Methylated at Arg-1810 prior to transcription initiation when the CTD is hypophosphorylated, phosphorylation at Ser-1805 and Ser-1808 preventing this methylation. Symmetrically or asymmetrically dimethylated at Arg-1810 by PRMT5 and CARM1 respectively. Symmetric or asymmetric dimethylation modulates interactions with CTD-binding proteins like SMN1/SMN2 and TDRD3. SMN1/SMN2 interacts preferentially with the symmetrically dimethylated form while TDRD3 interacts with the asymmetric form. Through the recruitment of SMN1/SMN2, symmetric dimethylation is required for resolving RNA-DNA hybrids created by RNA polymerase II, that form R-loop in transcription terminal regions, an important step in proper transcription termination. CTD dimethylation may also facilitate the expression of select RNAs. Among tandem heptapeptide repeats of the C-terminal domain (CTD) some do not match the Y-S-P-T-S-P-S consensus, the seventh serine residue 'Ser-7' being replaced by a lysine. 'Lys-7' in these non-consensus heptapeptide repeats can be alternatively acetylated, methylated, dimethylated and trimethylated. Methylation occurs in the earliest transcription stages and precedes or is concomitant to 'Ser-5' and 'Ser-7' phosphorylation. Dimethylation and trimehtylation at 'Lys-7' of non-consensus heptapeptide repeats are exclusively associated with phosphorylated CTD.

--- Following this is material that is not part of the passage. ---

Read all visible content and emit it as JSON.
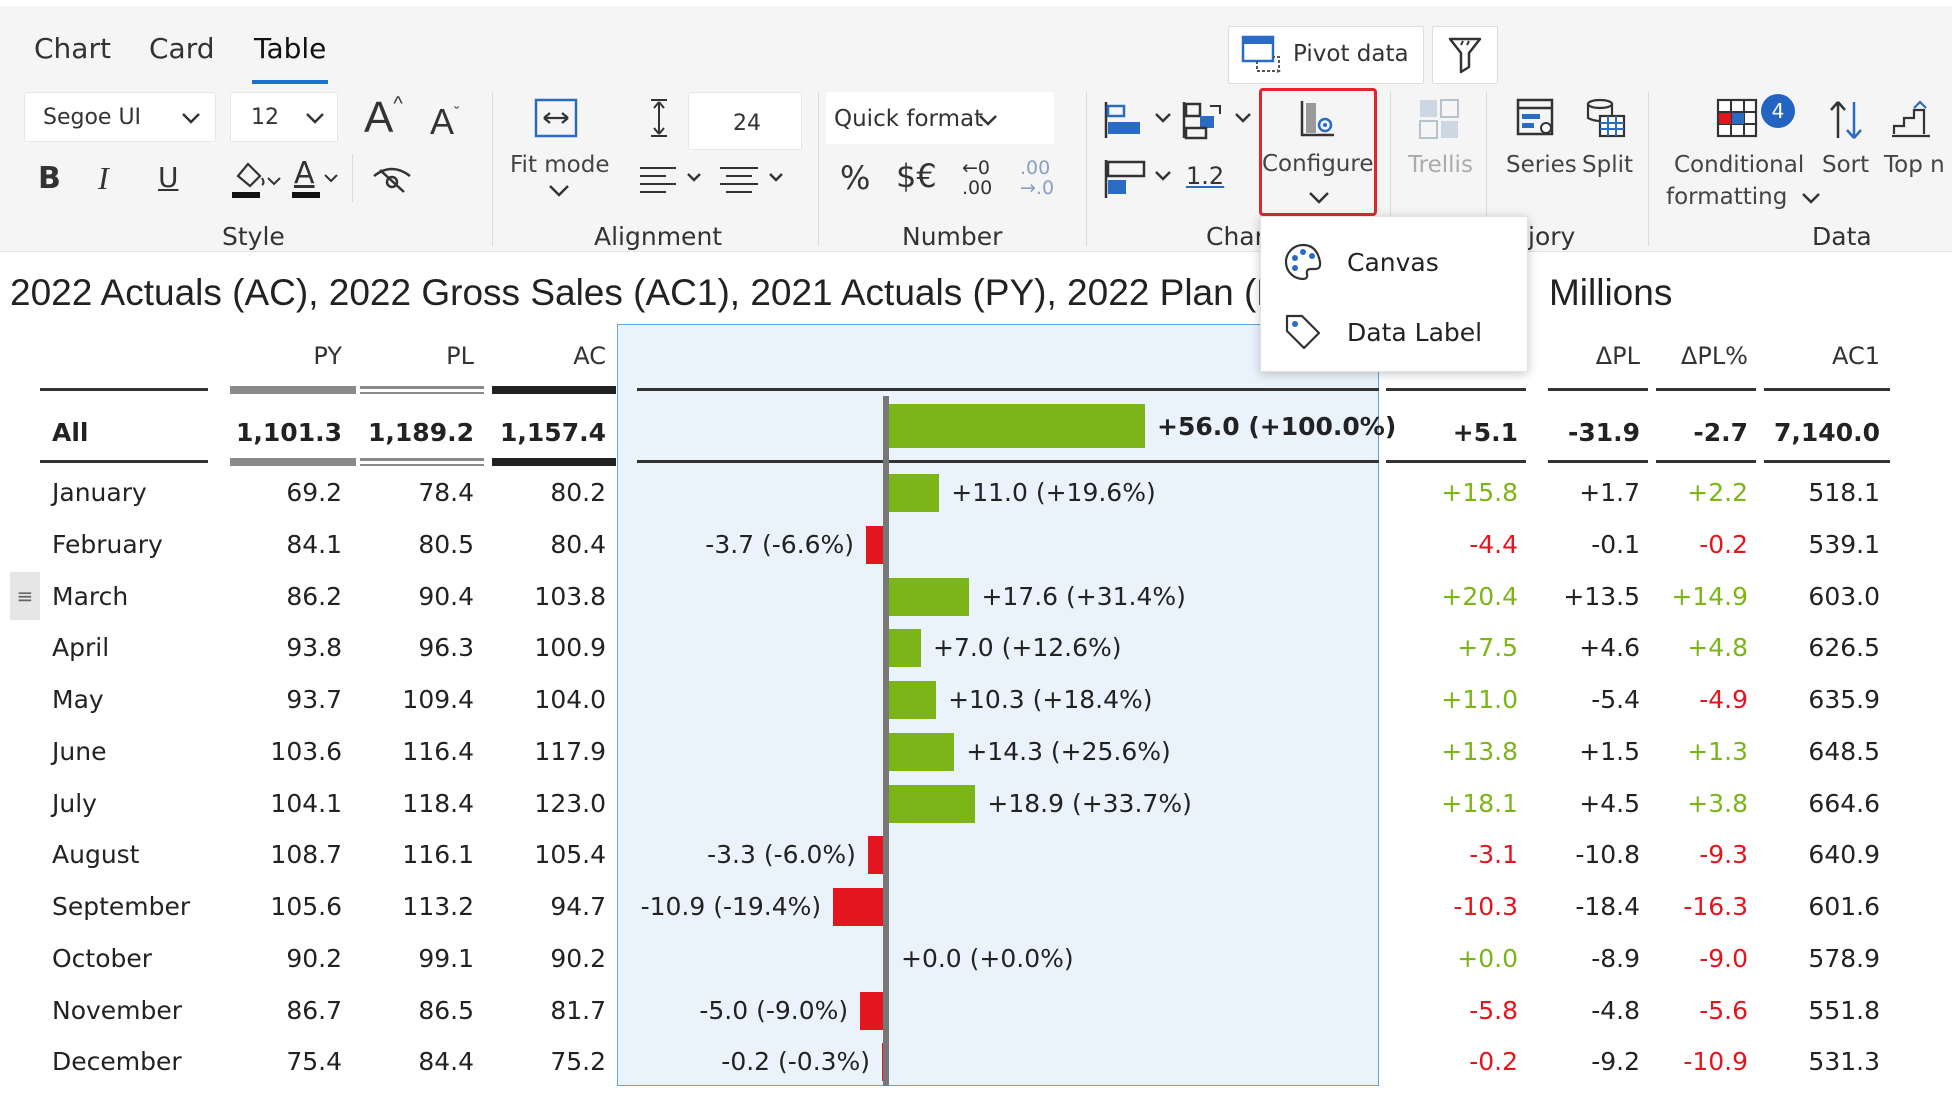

Ubiquitinated by WWP2 leading to proteasomal degradation (By similarity). Following UV treatment, the elongating form of RNA polymerase II (RNA pol IIo) is ubiquitinated on UV damage sites without leading to degradation: ubiquitination is facilitated by KIAA1530/UVSSA and promotes RNA pol IIo backtracking to allow access to the nucleotide excision repair machinery.
Images (1) Click the Picture to Zoom In